In my mind, the most interesting element about this poem would be the imagery employed regarding death. Dickinson's conception of death through her mental pictures is not a pain- ridden or darkly malevolent force. Rather, it is akin to a warm bath, or something that is approachable. The word "kindly" helps to convey this tone in line 2, and the term "civility" in describing death's approach in line 8. The different settings that the speaker and death visit remind one of the joys of life, but also of its transitory nature.

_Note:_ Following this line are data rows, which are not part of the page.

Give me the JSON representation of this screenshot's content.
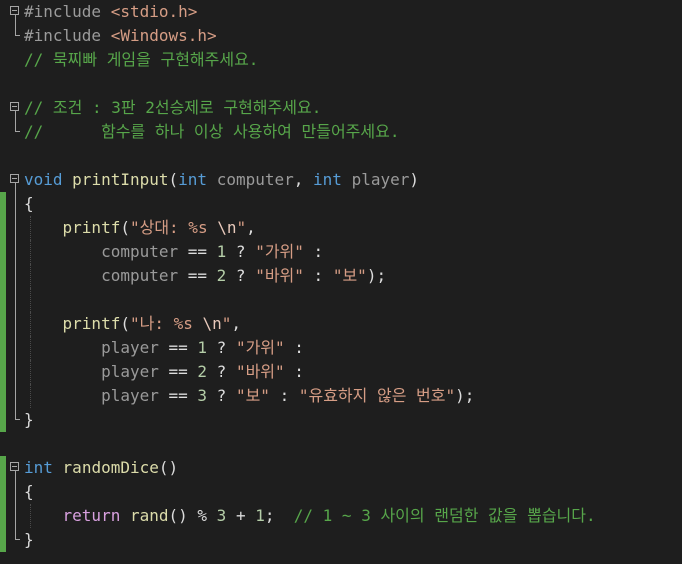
{
  "editor": {
    "lines": [
      {
        "segments": [
          {
            "t": "#include ",
            "c": "pp"
          },
          {
            "t": "<stdio.h>",
            "c": "inc"
          }
        ],
        "fold": "open"
      },
      {
        "segments": [
          {
            "t": "#include ",
            "c": "pp"
          },
          {
            "t": "<Windows.h>",
            "c": "inc"
          }
        ],
        "fold": "end"
      },
      {
        "segments": [
          {
            "t": "// 묵찌빠 게임을 구현해주세요.",
            "c": "cm"
          }
        ]
      },
      {
        "segments": []
      },
      {
        "segments": [
          {
            "t": "// 조건 : 3판 2선승제로 구현해주세요.",
            "c": "cm"
          }
        ],
        "fold": "open"
      },
      {
        "segments": [
          {
            "t": "//      함수를 하나 이상 사용하여 만들어주세요.",
            "c": "cm"
          }
        ],
        "fold": "end"
      },
      {
        "segments": []
      },
      {
        "segments": [
          {
            "t": "void",
            "c": "kw"
          },
          {
            "t": " ",
            "c": "pn"
          },
          {
            "t": "printInput",
            "c": "fn"
          },
          {
            "t": "(",
            "c": "pn"
          },
          {
            "t": "int",
            "c": "kw"
          },
          {
            "t": " ",
            "c": "pn"
          },
          {
            "t": "computer",
            "c": "prm"
          },
          {
            "t": ", ",
            "c": "pn"
          },
          {
            "t": "int",
            "c": "kw"
          },
          {
            "t": " ",
            "c": "pn"
          },
          {
            "t": "player",
            "c": "prm"
          },
          {
            "t": ")",
            "c": "pn"
          }
        ],
        "fold": "open"
      },
      {
        "segments": [
          {
            "t": "{",
            "c": "pn"
          }
        ],
        "bar": true,
        "guide": false
      },
      {
        "segments": [
          {
            "t": "    ",
            "c": "pn"
          },
          {
            "t": "printf",
            "c": "fn"
          },
          {
            "t": "(",
            "c": "pn"
          },
          {
            "t": "\"상대: %s ",
            "c": "str"
          },
          {
            "t": "\\n",
            "c": "esc"
          },
          {
            "t": "\"",
            "c": "str"
          },
          {
            "t": ",",
            "c": "pn"
          }
        ],
        "bar": true,
        "guide": true
      },
      {
        "segments": [
          {
            "t": "        ",
            "c": "pn"
          },
          {
            "t": "computer",
            "c": "prm"
          },
          {
            "t": " == ",
            "c": "pn"
          },
          {
            "t": "1",
            "c": "num"
          },
          {
            "t": " ? ",
            "c": "pn"
          },
          {
            "t": "\"가위\"",
            "c": "str"
          },
          {
            "t": " :",
            "c": "pn"
          }
        ],
        "bar": true,
        "guide": true
      },
      {
        "segments": [
          {
            "t": "        ",
            "c": "pn"
          },
          {
            "t": "computer",
            "c": "prm"
          },
          {
            "t": " == ",
            "c": "pn"
          },
          {
            "t": "2",
            "c": "num"
          },
          {
            "t": " ? ",
            "c": "pn"
          },
          {
            "t": "\"바위\"",
            "c": "str"
          },
          {
            "t": " : ",
            "c": "pn"
          },
          {
            "t": "\"보\"",
            "c": "str"
          },
          {
            "t": ");",
            "c": "pn"
          }
        ],
        "bar": true,
        "guide": true
      },
      {
        "segments": [],
        "bar": true,
        "guide": true
      },
      {
        "segments": [
          {
            "t": "    ",
            "c": "pn"
          },
          {
            "t": "printf",
            "c": "fn"
          },
          {
            "t": "(",
            "c": "pn"
          },
          {
            "t": "\"나: %s ",
            "c": "str"
          },
          {
            "t": "\\n",
            "c": "esc"
          },
          {
            "t": "\"",
            "c": "str"
          },
          {
            "t": ",",
            "c": "pn"
          }
        ],
        "bar": true,
        "guide": true
      },
      {
        "segments": [
          {
            "t": "        ",
            "c": "pn"
          },
          {
            "t": "player",
            "c": "prm"
          },
          {
            "t": " == ",
            "c": "pn"
          },
          {
            "t": "1",
            "c": "num"
          },
          {
            "t": " ? ",
            "c": "pn"
          },
          {
            "t": "\"가위\"",
            "c": "str"
          },
          {
            "t": " :",
            "c": "pn"
          }
        ],
        "bar": true,
        "guide": true
      },
      {
        "segments": [
          {
            "t": "        ",
            "c": "pn"
          },
          {
            "t": "player",
            "c": "prm"
          },
          {
            "t": " == ",
            "c": "pn"
          },
          {
            "t": "2",
            "c": "num"
          },
          {
            "t": " ? ",
            "c": "pn"
          },
          {
            "t": "\"바위\"",
            "c": "str"
          },
          {
            "t": " :",
            "c": "pn"
          }
        ],
        "bar": true,
        "guide": true
      },
      {
        "segments": [
          {
            "t": "        ",
            "c": "pn"
          },
          {
            "t": "player",
            "c": "prm"
          },
          {
            "t": " == ",
            "c": "pn"
          },
          {
            "t": "3",
            "c": "num"
          },
          {
            "t": " ? ",
            "c": "pn"
          },
          {
            "t": "\"보\"",
            "c": "str"
          },
          {
            "t": " : ",
            "c": "pn"
          },
          {
            "t": "\"유효하지 않은 번호\"",
            "c": "str"
          },
          {
            "t": ");",
            "c": "pn"
          }
        ],
        "bar": true,
        "guide": true
      },
      {
        "segments": [
          {
            "t": "}",
            "c": "pn"
          }
        ],
        "bar": true,
        "fold": "end"
      },
      {
        "segments": []
      },
      {
        "segments": [
          {
            "t": "int",
            "c": "kw"
          },
          {
            "t": " ",
            "c": "pn"
          },
          {
            "t": "randomDice",
            "c": "fn"
          },
          {
            "t": "()",
            "c": "pn"
          }
        ],
        "fold": "open",
        "bar": true
      },
      {
        "segments": [
          {
            "t": "{",
            "c": "pn"
          }
        ],
        "bar": true
      },
      {
        "segments": [
          {
            "t": "    ",
            "c": "pn"
          },
          {
            "t": "return",
            "c": "ctl"
          },
          {
            "t": " ",
            "c": "pn"
          },
          {
            "t": "rand",
            "c": "fn"
          },
          {
            "t": "() % ",
            "c": "pn"
          },
          {
            "t": "3",
            "c": "num"
          },
          {
            "t": " + ",
            "c": "pn"
          },
          {
            "t": "1",
            "c": "num"
          },
          {
            "t": ";  ",
            "c": "pn"
          },
          {
            "t": "// 1 ~ 3 사이의 랜덤한 값을 뽑습니다.",
            "c": "cm"
          }
        ],
        "bar": true,
        "guide": true
      },
      {
        "segments": [
          {
            "t": "}",
            "c": "pn"
          }
        ],
        "bar": true,
        "fold": "end"
      }
    ]
  }
}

The implication is that these are all stages towards the inevitable force of death, something not to be feared, but viewed with a sense of embrace as it does the same to us.
In the first stanza, she is saying that she was too busy to slow down to die but she died anyway. In the second stanza, she is saying that she had to slow down. She had to stop working and stop having fun. Then she describes the places they passed by and what she saw there. (The reader of the poem realises what she lost when she died.) In the last stanza, she says that it has been centuries since she died. She realizes now that it will be forever, that she will be watching(immortality), but it feels like only one day.
Because I could not stop for Death,
He kindly stopped for me;
The carriage held but just ourselves
We slowly drove, he knew no haste,
And I had put away
My labor, and my leisure too,
For his civility.
We passed the school, where children strove
At recess, in the ring;
We passed the fields of gazing grain,
We passed the setting sun.
Or rather, he passed us;
The dews grew quivering and chill,
For only gossamer my gown,
My tippet only tulle.
We paused before a house that seemed
A swelling of the ground;
The roof was scarcely visible,
The cornice but a mound.
Since then 'tis centuries, and yet each
Feels shorter than the day
I first surmised the horses' heads
Were toward eternity.
We’ve answered 318,911 questions. We can answer yours, too.Ask a question